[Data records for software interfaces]
--- --- ---
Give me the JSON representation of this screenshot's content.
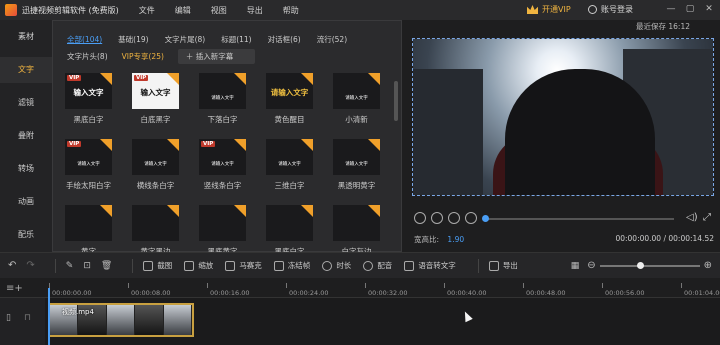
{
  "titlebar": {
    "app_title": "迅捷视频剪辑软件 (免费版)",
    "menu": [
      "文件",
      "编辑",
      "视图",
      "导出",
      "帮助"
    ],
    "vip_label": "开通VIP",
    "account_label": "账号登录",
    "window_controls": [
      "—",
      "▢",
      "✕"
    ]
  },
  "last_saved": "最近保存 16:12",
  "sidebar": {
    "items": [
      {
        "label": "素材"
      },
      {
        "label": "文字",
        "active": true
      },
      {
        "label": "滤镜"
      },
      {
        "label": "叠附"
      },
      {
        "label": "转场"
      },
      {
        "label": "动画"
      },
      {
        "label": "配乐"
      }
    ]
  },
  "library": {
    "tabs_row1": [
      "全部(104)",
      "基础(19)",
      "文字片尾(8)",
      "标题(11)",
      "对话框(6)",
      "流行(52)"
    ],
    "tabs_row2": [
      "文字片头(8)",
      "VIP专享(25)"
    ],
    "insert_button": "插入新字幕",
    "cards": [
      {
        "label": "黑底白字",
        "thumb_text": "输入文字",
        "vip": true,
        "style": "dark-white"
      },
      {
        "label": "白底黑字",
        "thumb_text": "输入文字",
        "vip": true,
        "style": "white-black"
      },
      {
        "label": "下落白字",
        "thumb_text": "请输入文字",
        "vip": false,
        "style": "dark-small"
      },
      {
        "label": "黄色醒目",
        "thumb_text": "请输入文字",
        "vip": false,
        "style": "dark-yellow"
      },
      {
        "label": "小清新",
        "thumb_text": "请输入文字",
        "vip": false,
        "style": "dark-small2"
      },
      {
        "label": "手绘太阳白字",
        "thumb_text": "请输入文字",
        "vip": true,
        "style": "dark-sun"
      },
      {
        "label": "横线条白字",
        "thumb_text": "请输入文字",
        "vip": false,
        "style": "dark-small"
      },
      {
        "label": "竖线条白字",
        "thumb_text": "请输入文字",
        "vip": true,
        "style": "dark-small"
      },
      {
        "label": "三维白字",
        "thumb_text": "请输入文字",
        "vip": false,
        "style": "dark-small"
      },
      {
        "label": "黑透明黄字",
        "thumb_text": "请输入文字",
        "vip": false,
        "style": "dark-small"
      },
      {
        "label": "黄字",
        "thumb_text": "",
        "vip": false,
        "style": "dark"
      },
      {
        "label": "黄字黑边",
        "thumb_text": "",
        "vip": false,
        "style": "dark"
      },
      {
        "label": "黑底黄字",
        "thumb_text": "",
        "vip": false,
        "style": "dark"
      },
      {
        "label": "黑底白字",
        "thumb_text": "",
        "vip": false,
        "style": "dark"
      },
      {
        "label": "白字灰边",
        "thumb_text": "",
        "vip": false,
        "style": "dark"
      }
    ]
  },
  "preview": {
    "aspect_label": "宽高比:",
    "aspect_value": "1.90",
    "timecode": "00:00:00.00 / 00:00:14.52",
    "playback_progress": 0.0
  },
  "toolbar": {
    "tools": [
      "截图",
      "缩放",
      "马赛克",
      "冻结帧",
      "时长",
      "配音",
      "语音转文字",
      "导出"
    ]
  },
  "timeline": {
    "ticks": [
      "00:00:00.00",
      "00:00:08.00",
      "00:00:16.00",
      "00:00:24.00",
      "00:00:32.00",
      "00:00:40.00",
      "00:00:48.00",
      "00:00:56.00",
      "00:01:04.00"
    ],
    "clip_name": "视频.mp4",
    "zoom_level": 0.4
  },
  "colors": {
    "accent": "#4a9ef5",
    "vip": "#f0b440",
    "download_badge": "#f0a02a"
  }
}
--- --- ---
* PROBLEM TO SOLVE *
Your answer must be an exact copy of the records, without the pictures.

* ANSWER TO THE EXERCISE *
Give me the JSON representation of this screenshot's content.
{
  "titlebar": {
    "app_title": "迅捷视频剪辑软件 (免费版)",
    "menu": [
      "文件",
      "编辑",
      "视图",
      "导出",
      "帮助"
    ],
    "vip_label": "开通VIP",
    "account_label": "账号登录",
    "window_controls": [
      "—",
      "▢",
      "✕"
    ]
  },
  "last_saved": "最近保存 16:12",
  "sidebar": {
    "items": [
      {
        "label": "素材"
      },
      {
        "label": "文字",
        "active": true
      },
      {
        "label": "滤镜"
      },
      {
        "label": "叠附"
      },
      {
        "label": "转场"
      },
      {
        "label": "动画"
      },
      {
        "label": "配乐"
      }
    ]
  },
  "library": {
    "tabs_row1": [
      "全部(104)",
      "基础(19)",
      "文字片尾(8)",
      "标题(11)",
      "对话框(6)",
      "流行(52)"
    ],
    "tabs_row2": [
      "文字片头(8)",
      "VIP专享(25)"
    ],
    "insert_button": "插入新字幕",
    "cards": [
      {
        "label": "黑底白字",
        "thumb_text": "输入文字",
        "vip": true,
        "style": "dark-white"
      },
      {
        "label": "白底黑字",
        "thumb_text": "输入文字",
        "vip": true,
        "style": "white-black"
      },
      {
        "label": "下落白字",
        "thumb_text": "请输入文字",
        "vip": false,
        "style": "dark-small"
      },
      {
        "label": "黄色醒目",
        "thumb_text": "请输入文字",
        "vip": false,
        "style": "dark-yellow"
      },
      {
        "label": "小清新",
        "thumb_text": "请输入文字",
        "vip": false,
        "style": "dark-small2"
      },
      {
        "label": "手绘太阳白字",
        "thumb_text": "请输入文字",
        "vip": true,
        "style": "dark-sun"
      },
      {
        "label": "横线条白字",
        "thumb_text": "请输入文字",
        "vip": false,
        "style": "dark-small"
      },
      {
        "label": "竖线条白字",
        "thumb_text": "请输入文字",
        "vip": true,
        "style": "dark-small"
      },
      {
        "label": "三维白字",
        "thumb_text": "请输入文字",
        "vip": false,
        "style": "dark-small"
      },
      {
        "label": "黑透明黄字",
        "thumb_text": "请输入文字",
        "vip": false,
        "style": "dark-small"
      },
      {
        "label": "黄字",
        "thumb_text": "",
        "vip": false,
        "style": "dark"
      },
      {
        "label": "黄字黑边",
        "thumb_text": "",
        "vip": false,
        "style": "dark"
      },
      {
        "label": "黑底黄字",
        "thumb_text": "",
        "vip": false,
        "style": "dark"
      },
      {
        "label": "黑底白字",
        "thumb_text": "",
        "vip": false,
        "style": "dark"
      },
      {
        "label": "白字灰边",
        "thumb_text": "",
        "vip": false,
        "style": "dark"
      }
    ]
  },
  "preview": {
    "aspect_label": "宽高比:",
    "aspect_value": "1.90",
    "timecode": "00:00:00.00 / 00:00:14.52",
    "playback_progress": 0.0
  },
  "toolbar": {
    "tools": [
      "截图",
      "缩放",
      "马赛克",
      "冻结帧",
      "时长",
      "配音",
      "语音转文字",
      "导出"
    ]
  },
  "timeline": {
    "ticks": [
      "00:00:00.00",
      "00:00:08.00",
      "00:00:16.00",
      "00:00:24.00",
      "00:00:32.00",
      "00:00:40.00",
      "00:00:48.00",
      "00:00:56.00",
      "00:01:04.00"
    ],
    "clip_name": "视频.mp4",
    "zoom_level": 0.4
  },
  "colors": {
    "accent": "#4a9ef5",
    "vip": "#f0b440",
    "download_badge": "#f0a02a"
  }
}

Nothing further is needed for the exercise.